Material shown:
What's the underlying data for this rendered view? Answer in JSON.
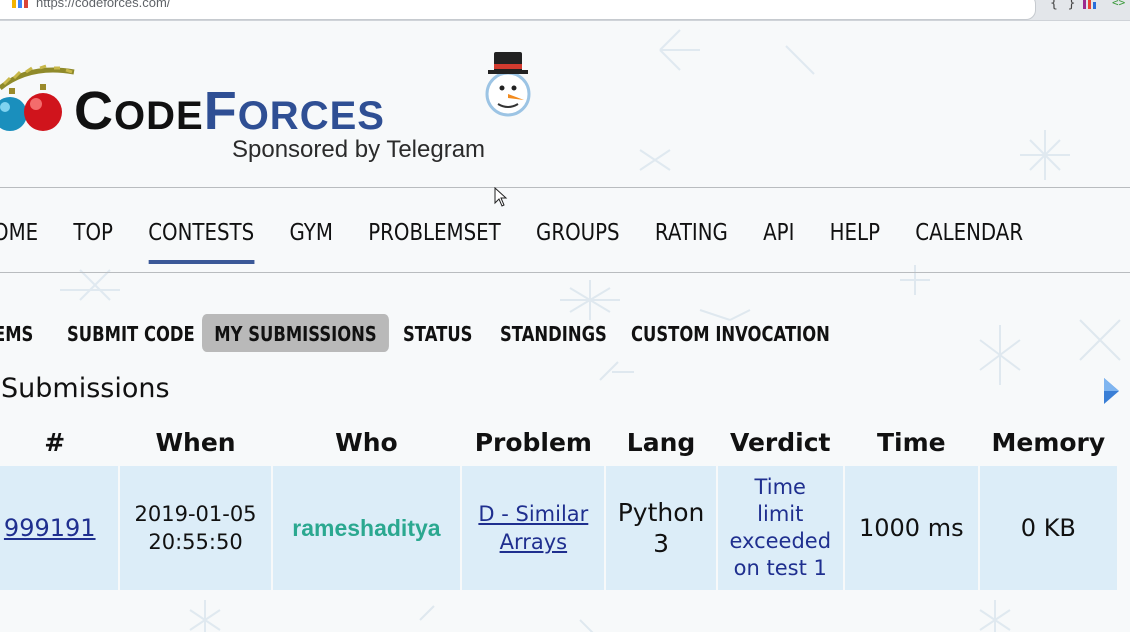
{
  "browser": {
    "url": "https://codeforces.com/",
    "extension_braces": "{ }",
    "extension_tag": "<>"
  },
  "logo": {
    "code_initial": "C",
    "code_rest": "ODE",
    "forces_initial": "F",
    "forces_rest": "ORCES",
    "sponsor": "Sponsored by Telegram"
  },
  "main_nav": {
    "items": [
      {
        "label": "HOME",
        "shown": "OME",
        "active": false
      },
      {
        "label": "TOP",
        "active": false
      },
      {
        "label": "CONTESTS",
        "active": true
      },
      {
        "label": "GYM",
        "active": false
      },
      {
        "label": "PROBLEMSET",
        "active": false
      },
      {
        "label": "GROUPS",
        "active": false
      },
      {
        "label": "RATING",
        "active": false
      },
      {
        "label": "API",
        "active": false
      },
      {
        "label": "HELP",
        "active": false
      },
      {
        "label": "CALENDAR",
        "active": false
      }
    ]
  },
  "sub_nav": {
    "items": [
      {
        "label": "EMS",
        "active": false
      },
      {
        "label": "SUBMIT CODE",
        "active": false
      },
      {
        "label": "MY SUBMISSIONS",
        "active": true
      },
      {
        "label": "STATUS",
        "active": false
      },
      {
        "label": "STANDINGS",
        "active": false
      },
      {
        "label": "CUSTOM INVOCATION",
        "active": false
      }
    ]
  },
  "section": {
    "title": "Submissions"
  },
  "table": {
    "columns": [
      "#",
      "When",
      "Who",
      "Problem",
      "Lang",
      "Verdict",
      "Time",
      "Memory"
    ],
    "rows": [
      {
        "id": "999191",
        "when_date": "2019-01-05",
        "when_time": "20:55:50",
        "who": "rameshaditya",
        "problem_line1": "D - Similar",
        "problem_line2": "Arrays",
        "lang_line1": "Python",
        "lang_line2": "3",
        "verdict_line1": "Time",
        "verdict_line2": "limit",
        "verdict_line3": "exceeded",
        "verdict_line4": "on test 1",
        "time": "1000 ms",
        "memory": "0 KB"
      }
    ]
  },
  "colors": {
    "accent": "#3b5998",
    "row_bg": "#dcedf8",
    "link": "#1f2f8f",
    "user_handle": "#2ba890",
    "active_subtab": "#b9b9b9"
  }
}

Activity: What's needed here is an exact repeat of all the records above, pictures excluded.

Answer to the problem:
What's the underlying data for this rendered view? Answer in JSON.
{
  "browser": {
    "url": "https://codeforces.com/",
    "extension_braces": "{ }",
    "extension_tag": "<>"
  },
  "logo": {
    "code_initial": "C",
    "code_rest": "ODE",
    "forces_initial": "F",
    "forces_rest": "ORCES",
    "sponsor": "Sponsored by Telegram"
  },
  "main_nav": {
    "items": [
      {
        "label": "HOME",
        "shown": "OME",
        "active": false
      },
      {
        "label": "TOP",
        "active": false
      },
      {
        "label": "CONTESTS",
        "active": true
      },
      {
        "label": "GYM",
        "active": false
      },
      {
        "label": "PROBLEMSET",
        "active": false
      },
      {
        "label": "GROUPS",
        "active": false
      },
      {
        "label": "RATING",
        "active": false
      },
      {
        "label": "API",
        "active": false
      },
      {
        "label": "HELP",
        "active": false
      },
      {
        "label": "CALENDAR",
        "active": false
      }
    ]
  },
  "sub_nav": {
    "items": [
      {
        "label": "EMS",
        "active": false
      },
      {
        "label": "SUBMIT CODE",
        "active": false
      },
      {
        "label": "MY SUBMISSIONS",
        "active": true
      },
      {
        "label": "STATUS",
        "active": false
      },
      {
        "label": "STANDINGS",
        "active": false
      },
      {
        "label": "CUSTOM INVOCATION",
        "active": false
      }
    ]
  },
  "section": {
    "title": "Submissions"
  },
  "table": {
    "columns": [
      "#",
      "When",
      "Who",
      "Problem",
      "Lang",
      "Verdict",
      "Time",
      "Memory"
    ],
    "rows": [
      {
        "id": "999191",
        "when_date": "2019-01-05",
        "when_time": "20:55:50",
        "who": "rameshaditya",
        "problem_line1": "D - Similar",
        "problem_line2": "Arrays",
        "lang_line1": "Python",
        "lang_line2": "3",
        "verdict_line1": "Time",
        "verdict_line2": "limit",
        "verdict_line3": "exceeded",
        "verdict_line4": "on test 1",
        "time": "1000 ms",
        "memory": "0 KB"
      }
    ]
  },
  "colors": {
    "accent": "#3b5998",
    "row_bg": "#dcedf8",
    "link": "#1f2f8f",
    "user_handle": "#2ba890",
    "active_subtab": "#b9b9b9"
  }
}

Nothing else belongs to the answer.